As early as 6:00 am (3:00 GMT), the first of some 10 million registered voters completed their civic duty in the capital Antananarivo.
“My choice is already made but I keep it for myself,” AFP told a 45-year-old housewife, Monique Norosoa, slipping her ballot into the urn in the Ampadrana district.
The 25,000 or so polling stations in the country must remain open until 17:00 local time (14:00 GMT).
The vote is taking place in a worried climate. The fierce rivalry between the two finalists fears serious post-election tensions in a country accustomed to political crises since its independence in 1960.
In the second televised debate between two rounds on Sunday, Marc Ravalomanana warned against the risk of fraud.
“There are fake ID cards and fake voter cards that are circulating right now,” he said, “if the Interior Ministry does not do anything, there will be serious problems “.
“It is not right if, from now on, we start to contest the results of an election that has not yet taken place,” replied Andry Rajoelina, sure of him.
– Grudges –
In the first round of November 7, Rajoelina, a former 44-year-old disc jockey, took a slight advantage by winning 39.23% of the vote. A rich dairy group boss, Ravalomanana, 69, followed him closely with 35.35% of the vote.
Outgoing President Hery Rajaonarimampianina was warmly thanked with 8.82% of the vote.
Stripped of their competitors, the two men have left these last weeks free to their personal grudges, numerous.
Elected president of the state in 2002, Ravalomanana was forced to resign seven years later by a wave of violent protests waged by Rajoelina. Mayor of the capital Antananarivo, the latter was then installed by the army at the head of the country.
The two rivals had been deprived of candidacy for the 2013 election, as part of an agreement to end the crisis validated by the international community.
At length speech, Marc Ravalomanana denounced the “coup d’etat” led by his successor and extolled his own experience. “I do not work for me or to enrich myself,” he said, “I will do everything to make Madagascar a developed country.”
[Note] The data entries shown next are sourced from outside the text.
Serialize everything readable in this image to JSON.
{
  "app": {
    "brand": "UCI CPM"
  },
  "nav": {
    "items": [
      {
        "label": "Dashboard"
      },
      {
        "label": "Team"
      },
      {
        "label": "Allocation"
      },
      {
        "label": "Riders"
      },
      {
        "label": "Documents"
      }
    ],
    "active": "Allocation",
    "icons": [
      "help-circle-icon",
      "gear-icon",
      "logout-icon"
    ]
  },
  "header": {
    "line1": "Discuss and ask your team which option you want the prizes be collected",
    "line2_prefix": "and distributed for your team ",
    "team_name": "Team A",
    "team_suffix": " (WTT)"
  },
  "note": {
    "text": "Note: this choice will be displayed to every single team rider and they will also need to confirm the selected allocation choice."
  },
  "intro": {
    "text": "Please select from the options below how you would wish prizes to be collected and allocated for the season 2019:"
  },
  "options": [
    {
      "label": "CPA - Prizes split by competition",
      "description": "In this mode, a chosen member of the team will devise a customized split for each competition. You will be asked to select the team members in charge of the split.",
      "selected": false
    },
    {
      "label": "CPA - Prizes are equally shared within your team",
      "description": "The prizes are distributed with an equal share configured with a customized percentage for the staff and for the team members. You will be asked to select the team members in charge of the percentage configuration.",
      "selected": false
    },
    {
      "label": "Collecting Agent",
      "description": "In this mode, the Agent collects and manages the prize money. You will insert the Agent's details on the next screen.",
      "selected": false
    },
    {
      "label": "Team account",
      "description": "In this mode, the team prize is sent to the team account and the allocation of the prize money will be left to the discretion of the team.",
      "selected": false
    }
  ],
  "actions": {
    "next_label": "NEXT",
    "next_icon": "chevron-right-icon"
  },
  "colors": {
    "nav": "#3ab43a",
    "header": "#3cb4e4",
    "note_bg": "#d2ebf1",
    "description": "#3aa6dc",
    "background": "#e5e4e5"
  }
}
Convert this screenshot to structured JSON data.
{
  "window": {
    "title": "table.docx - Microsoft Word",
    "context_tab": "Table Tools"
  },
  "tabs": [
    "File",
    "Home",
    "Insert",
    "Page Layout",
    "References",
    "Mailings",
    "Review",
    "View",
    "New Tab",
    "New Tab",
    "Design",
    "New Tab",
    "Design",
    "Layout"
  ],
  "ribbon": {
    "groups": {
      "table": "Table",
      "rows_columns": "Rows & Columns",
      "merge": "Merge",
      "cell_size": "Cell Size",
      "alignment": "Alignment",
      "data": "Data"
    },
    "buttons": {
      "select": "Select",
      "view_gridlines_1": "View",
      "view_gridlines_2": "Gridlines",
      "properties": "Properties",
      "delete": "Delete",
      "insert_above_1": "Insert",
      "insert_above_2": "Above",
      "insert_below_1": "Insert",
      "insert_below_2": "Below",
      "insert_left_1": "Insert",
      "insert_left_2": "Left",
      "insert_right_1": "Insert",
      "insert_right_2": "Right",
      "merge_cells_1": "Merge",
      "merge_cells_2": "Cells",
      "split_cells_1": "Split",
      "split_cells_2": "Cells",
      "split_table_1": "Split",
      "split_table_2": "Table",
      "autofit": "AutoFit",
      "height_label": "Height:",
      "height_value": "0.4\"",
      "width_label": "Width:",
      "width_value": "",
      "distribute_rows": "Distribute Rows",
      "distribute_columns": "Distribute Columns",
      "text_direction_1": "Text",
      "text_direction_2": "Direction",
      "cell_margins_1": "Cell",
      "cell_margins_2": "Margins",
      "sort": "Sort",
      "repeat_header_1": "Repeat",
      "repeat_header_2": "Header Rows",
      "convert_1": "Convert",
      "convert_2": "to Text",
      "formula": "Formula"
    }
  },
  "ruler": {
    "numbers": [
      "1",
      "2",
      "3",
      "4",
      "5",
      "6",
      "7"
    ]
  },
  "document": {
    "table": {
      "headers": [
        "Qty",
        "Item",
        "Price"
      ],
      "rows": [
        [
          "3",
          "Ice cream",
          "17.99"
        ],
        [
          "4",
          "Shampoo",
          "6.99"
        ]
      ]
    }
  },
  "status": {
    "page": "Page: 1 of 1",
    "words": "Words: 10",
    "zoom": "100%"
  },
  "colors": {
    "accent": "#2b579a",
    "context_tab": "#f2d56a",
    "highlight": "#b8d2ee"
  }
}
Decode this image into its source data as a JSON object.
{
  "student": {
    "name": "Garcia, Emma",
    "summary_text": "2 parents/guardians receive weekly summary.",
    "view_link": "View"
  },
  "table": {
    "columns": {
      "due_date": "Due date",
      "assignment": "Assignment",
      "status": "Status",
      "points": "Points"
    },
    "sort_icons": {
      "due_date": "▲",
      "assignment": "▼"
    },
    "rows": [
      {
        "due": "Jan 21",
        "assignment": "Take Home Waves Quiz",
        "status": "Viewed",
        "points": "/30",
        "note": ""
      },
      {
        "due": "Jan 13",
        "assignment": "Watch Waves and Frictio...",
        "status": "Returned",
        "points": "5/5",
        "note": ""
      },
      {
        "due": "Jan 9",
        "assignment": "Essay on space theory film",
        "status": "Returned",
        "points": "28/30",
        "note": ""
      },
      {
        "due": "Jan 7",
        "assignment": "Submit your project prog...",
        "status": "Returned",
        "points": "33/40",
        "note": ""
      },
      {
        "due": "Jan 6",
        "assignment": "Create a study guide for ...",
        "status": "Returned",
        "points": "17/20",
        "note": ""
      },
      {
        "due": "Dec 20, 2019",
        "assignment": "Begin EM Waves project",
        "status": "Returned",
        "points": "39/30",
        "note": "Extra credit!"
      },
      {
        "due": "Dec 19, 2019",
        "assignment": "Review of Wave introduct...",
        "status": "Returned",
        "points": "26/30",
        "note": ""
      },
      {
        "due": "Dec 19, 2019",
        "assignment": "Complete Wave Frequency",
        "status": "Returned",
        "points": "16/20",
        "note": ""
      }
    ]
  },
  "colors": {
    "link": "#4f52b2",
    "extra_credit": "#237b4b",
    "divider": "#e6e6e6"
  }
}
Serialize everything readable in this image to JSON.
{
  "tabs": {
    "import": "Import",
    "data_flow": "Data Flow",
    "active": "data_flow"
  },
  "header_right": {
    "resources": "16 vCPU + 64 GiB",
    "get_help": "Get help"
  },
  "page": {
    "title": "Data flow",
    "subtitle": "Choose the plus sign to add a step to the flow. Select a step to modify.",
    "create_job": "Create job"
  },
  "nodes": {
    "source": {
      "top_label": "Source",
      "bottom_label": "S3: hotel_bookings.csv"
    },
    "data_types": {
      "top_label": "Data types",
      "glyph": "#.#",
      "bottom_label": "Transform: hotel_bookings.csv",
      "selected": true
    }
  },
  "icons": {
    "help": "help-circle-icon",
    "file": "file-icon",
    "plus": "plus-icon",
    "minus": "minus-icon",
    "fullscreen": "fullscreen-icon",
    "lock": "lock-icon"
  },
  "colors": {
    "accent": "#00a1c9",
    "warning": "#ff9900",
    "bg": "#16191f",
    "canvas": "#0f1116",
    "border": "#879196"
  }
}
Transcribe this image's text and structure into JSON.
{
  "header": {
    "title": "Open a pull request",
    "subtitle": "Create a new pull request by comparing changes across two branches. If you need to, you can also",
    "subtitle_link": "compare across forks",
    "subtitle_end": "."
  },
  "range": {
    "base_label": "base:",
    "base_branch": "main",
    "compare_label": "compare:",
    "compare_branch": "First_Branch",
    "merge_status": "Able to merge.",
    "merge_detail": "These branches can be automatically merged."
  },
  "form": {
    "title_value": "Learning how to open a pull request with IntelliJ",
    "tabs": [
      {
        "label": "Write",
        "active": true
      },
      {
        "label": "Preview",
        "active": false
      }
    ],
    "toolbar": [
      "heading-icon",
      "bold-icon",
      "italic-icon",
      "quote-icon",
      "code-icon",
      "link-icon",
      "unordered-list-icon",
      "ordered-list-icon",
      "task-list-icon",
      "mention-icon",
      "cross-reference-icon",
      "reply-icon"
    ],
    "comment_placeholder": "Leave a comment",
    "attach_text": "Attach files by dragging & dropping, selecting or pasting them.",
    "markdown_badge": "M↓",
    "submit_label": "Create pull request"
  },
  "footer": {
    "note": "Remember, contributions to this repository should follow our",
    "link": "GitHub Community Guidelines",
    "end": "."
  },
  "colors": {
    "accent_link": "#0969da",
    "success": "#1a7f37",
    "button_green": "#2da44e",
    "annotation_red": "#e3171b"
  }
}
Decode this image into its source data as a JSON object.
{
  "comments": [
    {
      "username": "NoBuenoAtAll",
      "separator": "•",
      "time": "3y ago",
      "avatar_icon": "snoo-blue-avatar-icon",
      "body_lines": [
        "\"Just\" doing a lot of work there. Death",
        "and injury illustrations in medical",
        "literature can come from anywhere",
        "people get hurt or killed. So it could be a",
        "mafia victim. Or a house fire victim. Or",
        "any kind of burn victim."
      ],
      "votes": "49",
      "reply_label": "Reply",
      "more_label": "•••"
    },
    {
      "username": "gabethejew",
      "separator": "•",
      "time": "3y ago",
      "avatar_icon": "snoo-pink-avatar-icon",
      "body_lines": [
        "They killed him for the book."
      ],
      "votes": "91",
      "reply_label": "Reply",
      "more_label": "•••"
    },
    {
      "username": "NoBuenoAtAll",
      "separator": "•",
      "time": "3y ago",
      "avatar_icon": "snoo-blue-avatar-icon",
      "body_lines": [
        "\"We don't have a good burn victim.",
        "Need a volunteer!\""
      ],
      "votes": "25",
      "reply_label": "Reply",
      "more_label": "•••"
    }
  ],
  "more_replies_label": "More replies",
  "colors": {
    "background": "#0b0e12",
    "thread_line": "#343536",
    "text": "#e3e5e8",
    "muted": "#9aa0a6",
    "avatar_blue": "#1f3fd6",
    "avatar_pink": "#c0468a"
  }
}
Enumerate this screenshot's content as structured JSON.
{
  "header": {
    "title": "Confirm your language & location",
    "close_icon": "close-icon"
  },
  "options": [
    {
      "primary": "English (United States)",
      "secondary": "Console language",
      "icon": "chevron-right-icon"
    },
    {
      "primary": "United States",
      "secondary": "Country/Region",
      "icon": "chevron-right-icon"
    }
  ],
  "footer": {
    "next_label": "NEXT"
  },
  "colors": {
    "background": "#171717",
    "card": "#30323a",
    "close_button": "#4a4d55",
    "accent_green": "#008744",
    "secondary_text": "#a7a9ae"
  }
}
Andry Rajoelina fought back by calling his opponent “old man” and advising him to “retire to milk his cows”. “I will be a president of the common people who protect the poor,” he said.
In recent days, the two contenders have crisscrossed the country in their helicopters to consolidate their strongholds and rallying the abstainers, by far the first party of the Big Island with 45.7% in the first round.
– “Propaganda” –
Their personal duel to the extreme largely overshadowed the country’s fundamental problems, one of the poorest on the African continent and the only one spared by the war to have been impoverished since independence from France in 1960.
Cracking lack of infrastructure, corruption, insecurity, poverty, Madagascar and its 25 million inhabitants accumulate all the handicaps. Victim of global warming, its southern tip has suffered for years from a drought that is jeopardizing its population.
“There was no real debate about the solutions to these problems, just propaganda,” says Hony Radaert, of the Collectif des citoyens, “I doubt that neither of the two (candidates) has learned the lessons failures of the past “.
“We have witnessed the shock of two egos who are not lost,” dreads Sahonda Rabenarivo, of the Observatory of Politics Malagasy (Sefafi). “They could go to the break in case of defeat, especially if the results are very tight.”
Former Minister of Education and unfortunate candidate in the first round, the academic Paul Rabary sums up the issues of the poll.
“For Marc Ravalomanana, it’s a matter of life and death, his (agri-food) group can not survive if he does not take over,” he says. “As for Andry Rajoelina, his personal story is dirty with the coup, he must win to wash his honor.”
Worried, the influential conference of Catholic bishops of Madagascar on Monday urged both sides to “humbly welcome the true choice of the people”.
The first significant results must be published by the Electoral Commission (Ceni) after Christmas.